Network Printing

In client-server networks, network printing is normally handled by a print server, a small box with at least two connectors: one for a printer, and another that attaches directly to the network cabling. Some print servers have more than two ports–they may, for example, support 2, 3, or 4 printers simultaneously. When a user sends a print job, it travels over the network cabling to the file server where it is stored. When the print server senses that the job is waiting, it moves it from the file server to its attached printer. When the job srvprnis finished, the print server returns a result message to the file server, indicating that the process is complete.

In the diagram below, the laptop client PC sends a job to the file server. The file server, in turn, forwards the job to the print server, which sends it to the laser printer when it’s available. Any client on the network can access the printer in this fashion, and it’s quite fast. The print server can be placed anywhere on the network, and a network can have more than one print server–possibly one in an office’s accounting department, another in marketing, and so on.

Print Servers are available for both client-server and peer-to-peer networks. They’re incredibly convenient because they let you put a printer anywhere along your network even if there isn’t a computer nearby. However, users often opt not to use a print-server with their peer-to-peer network. Why? Because every computer’s resources are available to everyone on the network, Sally can print a job on John’s printer–just as if Sally had a printer attached to her computer.

In this example, the printer is attached to the computer on the right. When the PC on the left sends a job, it “thinks” that it is printing to a printer of its own. In actuality, the job travelspeerprn over the network cables to the PC on the right, which stores and prints the job in the background. The user at the PC with the printer is never interrupted while his computer processes and prints the job transparently.

Remote Access & Modem Sharing

When a client-server network needs a gateway to the world, the network administrator usually installs a remote-node server, which serves up two functions: remote access and modem sharing. Most remote-node servers attach directly to the network cabling; they provide a bridge between the network, a modem, and a telephone line.

Remote access allows users to dial into their home networks from anywhere in the world. Once a connection has been established over ordinary phone lines by modem, users can access any programs or data on the network just as if they were seated at one of its local workstations.

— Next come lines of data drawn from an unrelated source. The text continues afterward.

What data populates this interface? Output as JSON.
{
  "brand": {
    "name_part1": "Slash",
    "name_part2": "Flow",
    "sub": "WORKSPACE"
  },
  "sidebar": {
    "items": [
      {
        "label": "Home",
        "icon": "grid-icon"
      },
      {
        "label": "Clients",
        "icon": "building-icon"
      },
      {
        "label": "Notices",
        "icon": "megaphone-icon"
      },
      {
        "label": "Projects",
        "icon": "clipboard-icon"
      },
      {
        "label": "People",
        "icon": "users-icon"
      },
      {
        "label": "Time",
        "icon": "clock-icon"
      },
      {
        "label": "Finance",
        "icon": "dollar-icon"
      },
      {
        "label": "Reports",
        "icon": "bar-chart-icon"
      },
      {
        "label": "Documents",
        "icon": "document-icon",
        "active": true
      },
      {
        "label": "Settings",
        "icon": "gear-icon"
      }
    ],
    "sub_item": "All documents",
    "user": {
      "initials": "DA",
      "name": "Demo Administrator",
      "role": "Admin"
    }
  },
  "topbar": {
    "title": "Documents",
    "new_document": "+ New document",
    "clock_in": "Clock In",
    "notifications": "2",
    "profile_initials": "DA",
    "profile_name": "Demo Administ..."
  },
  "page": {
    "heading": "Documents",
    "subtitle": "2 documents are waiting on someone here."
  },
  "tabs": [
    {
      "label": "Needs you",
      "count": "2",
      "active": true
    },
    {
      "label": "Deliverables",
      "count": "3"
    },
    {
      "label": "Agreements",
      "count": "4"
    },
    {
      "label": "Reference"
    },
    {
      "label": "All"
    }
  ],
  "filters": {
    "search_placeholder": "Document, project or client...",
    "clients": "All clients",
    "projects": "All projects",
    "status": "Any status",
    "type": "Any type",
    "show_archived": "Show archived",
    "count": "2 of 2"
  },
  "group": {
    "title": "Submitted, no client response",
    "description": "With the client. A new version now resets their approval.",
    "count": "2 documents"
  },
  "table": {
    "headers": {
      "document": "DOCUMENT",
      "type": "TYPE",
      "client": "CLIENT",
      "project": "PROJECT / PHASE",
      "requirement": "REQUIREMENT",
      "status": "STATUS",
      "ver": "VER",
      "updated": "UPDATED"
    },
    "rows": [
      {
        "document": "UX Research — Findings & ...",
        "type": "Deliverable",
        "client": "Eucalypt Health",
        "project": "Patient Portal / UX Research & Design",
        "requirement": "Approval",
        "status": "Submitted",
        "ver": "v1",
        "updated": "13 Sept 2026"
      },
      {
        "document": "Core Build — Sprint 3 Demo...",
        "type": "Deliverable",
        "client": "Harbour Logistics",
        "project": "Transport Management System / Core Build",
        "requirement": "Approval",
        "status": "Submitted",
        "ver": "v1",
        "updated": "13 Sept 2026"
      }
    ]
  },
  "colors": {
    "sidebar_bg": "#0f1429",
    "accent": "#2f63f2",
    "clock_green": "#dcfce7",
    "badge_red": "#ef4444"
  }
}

Some remote access servers only provide access to a file server’s disk drives. Others can provide access to both the file server and direct access to any PC’s hard disk on the network. This saves time because it allows a remote user to communicate directly with any network user without having to go through the file server.

Modem sharing lets local network users dial out from their individual network computers to access the Internet, bulletin boards, America On-Line, and more. After firing up their favorite communications software, local users establish a link with the remote-node server over the network, which opens up an outgoing telephone line. Users’ individual PCs don’t need modems, which is a big money saver–only a single modem & phone line are required for tens or hundreds of users. In the case of peer-to-peer networks, by contrast, every PC requires its own modem for access to the outside world.